The heavy-hitting raga pioneers get anthologized. Here's hoping they'll finally receive their long overdue honor.
If Jimi saw his stone free, the band the guitarist's English follower Mick Hutchinson created with organist and reeds player Andy Clark felt no need for superficial euphemisms to set out their wares on the ensemble's third album, 1970's "Retribution", their second out of three laid down for Decca and spread here over two discs. Both men graduated from SAM GOPAL'S DREAM, and the raga vibe they caught from the Malaysian-born tabla-driver is all over the duo's debut on this label, 1969's "A=MH2", but on tracks like "Improvisation On An Indian Scale" and "Improvisation On A Modal Scale" that bookend the album, Hutchinson took it much further, lining sharp riffs, adventurous solos and relentlessly funky strum over Clark's brass-and-percussion bedrock. Way ahead of its time with the world music almost scientific exploration, it induces a trance-like state, so there's no need for acid to go space-out in the instrumental - save for the choir in "Impromptu In E Minor" - swirl.

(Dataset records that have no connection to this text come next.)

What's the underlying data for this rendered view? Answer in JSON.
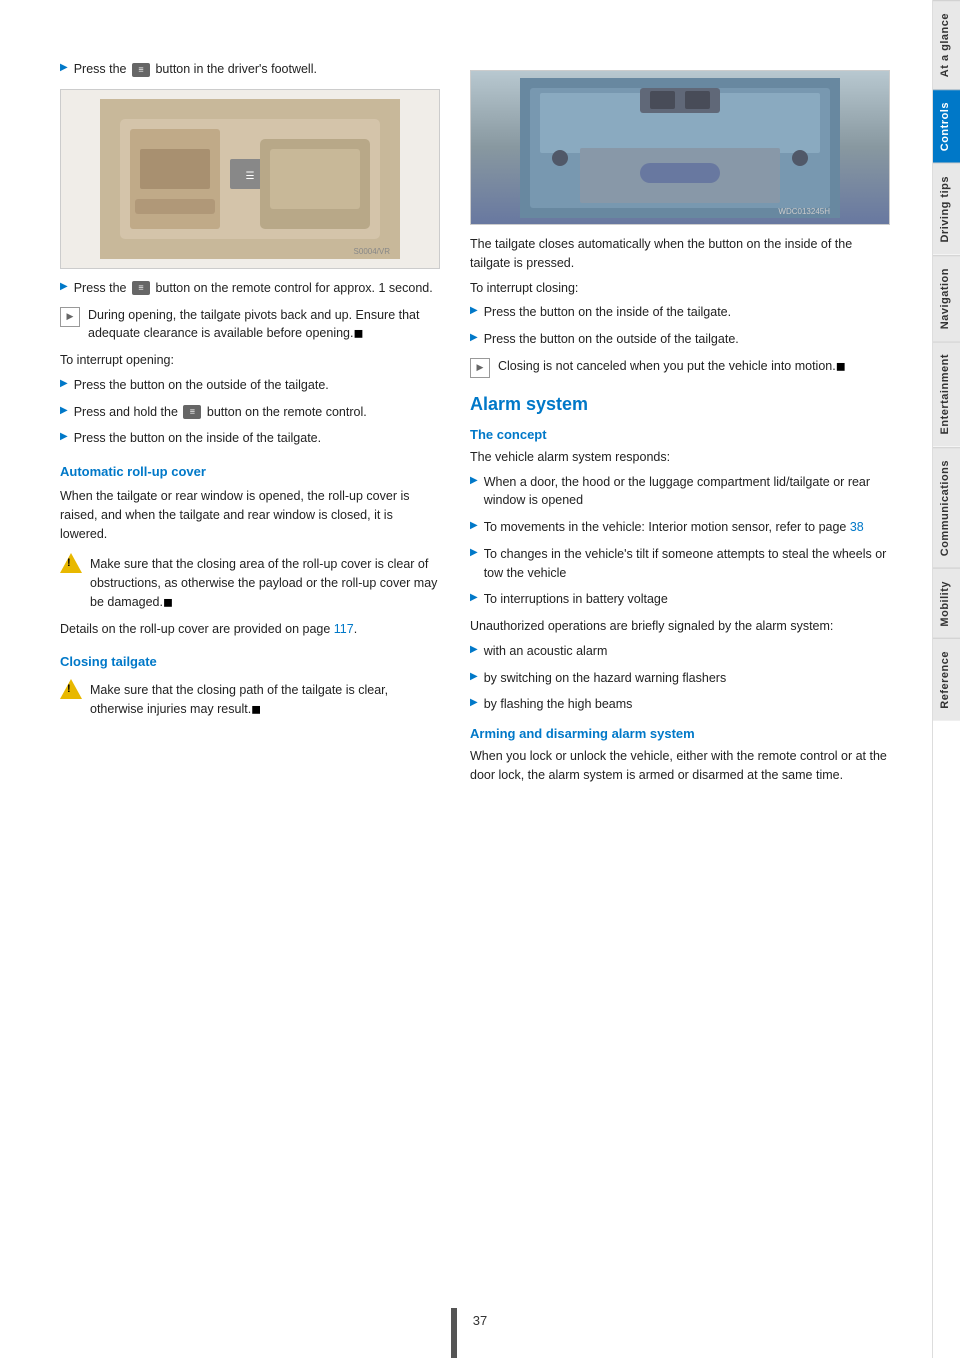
{
  "page": {
    "number": "37"
  },
  "sidebar": {
    "tabs": [
      {
        "id": "at-a-glance",
        "label": "At a glance",
        "active": false
      },
      {
        "id": "controls",
        "label": "Controls",
        "active": true
      },
      {
        "id": "driving-tips",
        "label": "Driving tips",
        "active": false
      },
      {
        "id": "navigation",
        "label": "Navigation",
        "active": false
      },
      {
        "id": "entertainment",
        "label": "Entertainment",
        "active": false
      },
      {
        "id": "communications",
        "label": "Communications",
        "active": false
      },
      {
        "id": "mobility",
        "label": "Mobility",
        "active": false
      },
      {
        "id": "reference",
        "label": "Reference",
        "active": false
      }
    ]
  },
  "left_column": {
    "intro_bullet": "Press the [icon] button in the driver's footwell.",
    "bullet2": "Press the [icon] button on the remote control for approx. 1 second.",
    "notice1": "During opening, the tailgate pivots back and up. Ensure that adequate clearance is available before opening.",
    "to_interrupt_opening": "To interrupt opening:",
    "interrupt_bullets": [
      "Press the button on the outside of the tailgate.",
      "Press and hold the [icon] button on the remote control.",
      "Press the button on the inside of the tailgate."
    ],
    "automatic_rollup_heading": "Automatic roll-up cover",
    "automatic_rollup_text": "When the tailgate or rear window is opened, the roll-up cover is raised, and when the tailgate and rear window is closed, it is lowered.",
    "warning1": "Make sure that the closing area of the roll-up cover is clear of obstructions, as otherwise the payload or the roll-up cover may be damaged.",
    "details_text": "Details on the roll-up cover are provided on page 117.",
    "closing_tailgate_heading": "Closing tailgate",
    "warning2": "Make sure that the closing path of the tailgate is clear, otherwise injuries may result."
  },
  "right_column": {
    "image_caption_text": "The tailgate closes automatically when the button on the inside of the tailgate is pressed.",
    "to_interrupt_closing": "To interrupt closing:",
    "interrupt_closing_bullets": [
      "Press the button on the inside of the tailgate.",
      "Press the button on the outside of the tailgate."
    ],
    "notice_closing": "Closing is not canceled when you put the vehicle into motion.",
    "alarm_system_heading": "Alarm system",
    "the_concept_heading": "The concept",
    "concept_intro": "The vehicle alarm system responds:",
    "concept_bullets": [
      "When a door, the hood or the luggage compartment lid/tailgate or rear window is opened",
      "To movements in the vehicle: Interior motion sensor, refer to page 38",
      "To changes in the vehicle's tilt if someone attempts to steal the wheels or tow the vehicle",
      "To interruptions in battery voltage"
    ],
    "unauthorized_text": "Unauthorized operations are briefly signaled by the alarm system:",
    "unauthorized_bullets": [
      "with an acoustic alarm",
      "by switching on the hazard warning flashers",
      "by flashing the high beams"
    ],
    "arming_heading": "Arming and disarming alarm system",
    "arming_text": "When you lock or unlock the vehicle, either with the remote control or at the door lock, the alarm system is armed or disarmed at the same time."
  }
}
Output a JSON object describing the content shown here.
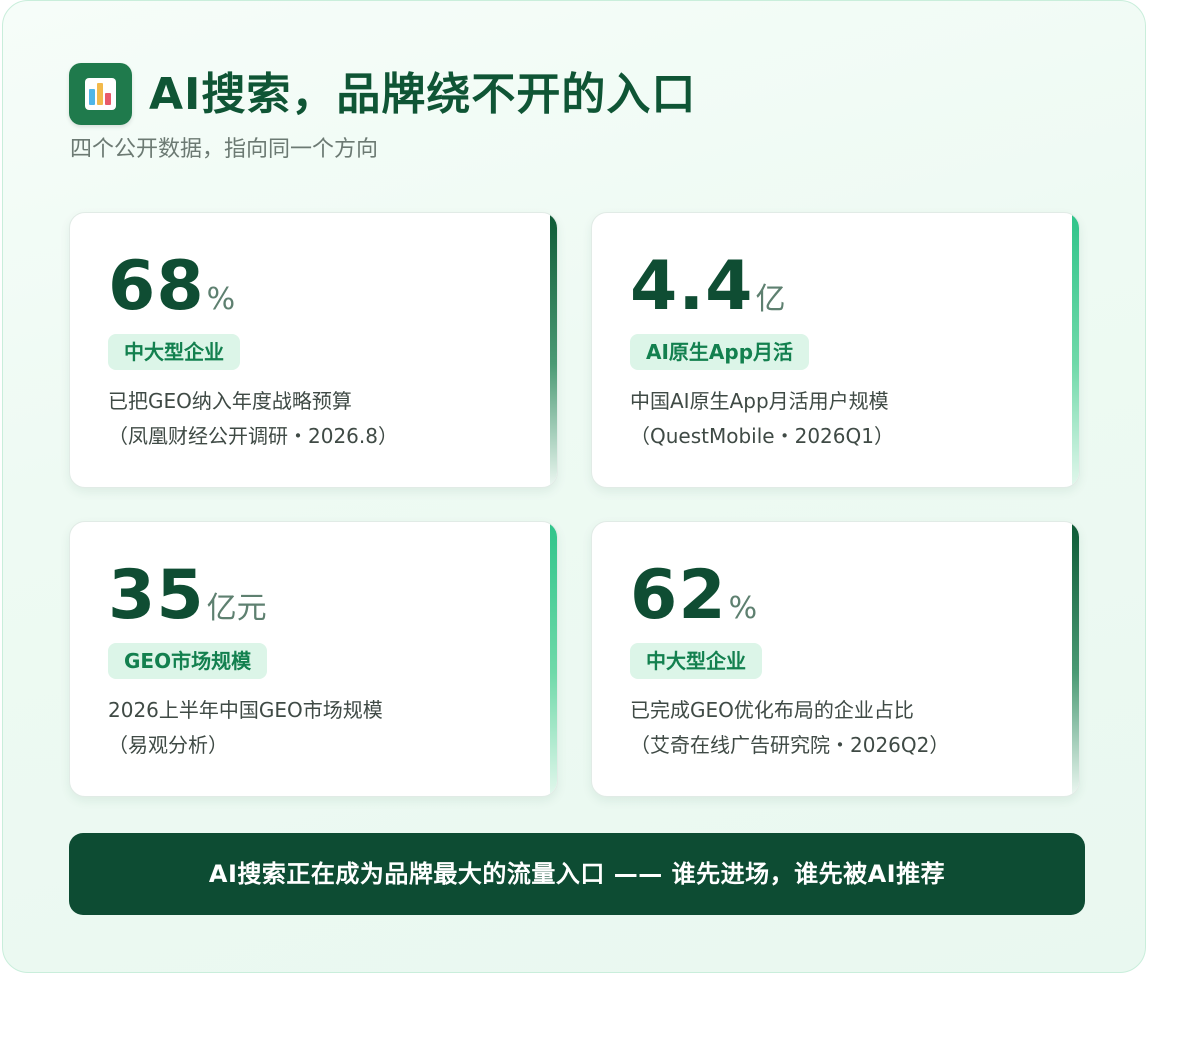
{
  "header": {
    "title": "AI搜索，品牌绕不开的入口",
    "subtitle": "四个公开数据，指向同一个方向",
    "icon": "bar-chart-icon"
  },
  "cards": [
    {
      "value": "68",
      "unit": "%",
      "tag": "中大型企业",
      "description": "已把GEO纳入年度战略预算",
      "source": "（凤凰财经公开调研・2026.8）"
    },
    {
      "value": "4.4",
      "unit": "亿",
      "tag": "AI原生App月活",
      "description": "中国AI原生App月活用户规模",
      "source": "（QuestMobile・2026Q1）"
    },
    {
      "value": "35",
      "unit": "亿元",
      "tag": "GEO市场规模",
      "description": "2026上半年中国GEO市场规模",
      "source": "（易观分析）"
    },
    {
      "value": "62",
      "unit": "%",
      "tag": "中大型企业",
      "description": "已完成GEO优化布局的企业占比",
      "source": "（艾奇在线广告研究院・2026Q2）"
    }
  ],
  "banner": {
    "text": "AI搜索正在成为品牌最大的流量入口 —— 谁先进场，谁先被AI推荐"
  },
  "colors": {
    "primary_dark": "#0d4c33",
    "accent_green": "#2fc48a",
    "tag_background": "#dcf5e8",
    "tag_text": "#13804f"
  }
}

An infectious flamenco of the baroque-tinged "Acapulco Gold" from "Retribution" and "Man's Best Friend" from 1971's "Gestalt" show that the guitarist could apply his classical skills on acoustic ever so straight, like no other rock axeman in the late '60s, yet the title track rages in the bluesy sea where Clark delivers demented Hendrixesque mantra before leading the now-quartet into an Ellington-like piano journey. Here, "stoned" can also mean "rock solid", and "Death, The Lover" effectively stalks the SABBATH swamp, while organ solo in "Best Suit" reveals a prog thread in this "Little Wing" rewrite. And then "Gestalt" tackles much more experimental matters, from the pure jazz of "Disorientated" - in two Part One's for the dizziest of effects - to the heavy folk of "The Light Burns On", rough 'n' sweet acoustic ballads such as "Boat In The Morning Mist" and the sitar-imitating "Orientated" to swing it all back to the East drones.
Yet towards the end, the initial impetus was clearly lost, as was the direction, so the demise must have been inescapable. But obscurity for a band so bold and adventurous? This compilation should take CLARK-HUTCHINSON out from the dark recesses of the Brit rock pantheon and place them closer to the pedestal.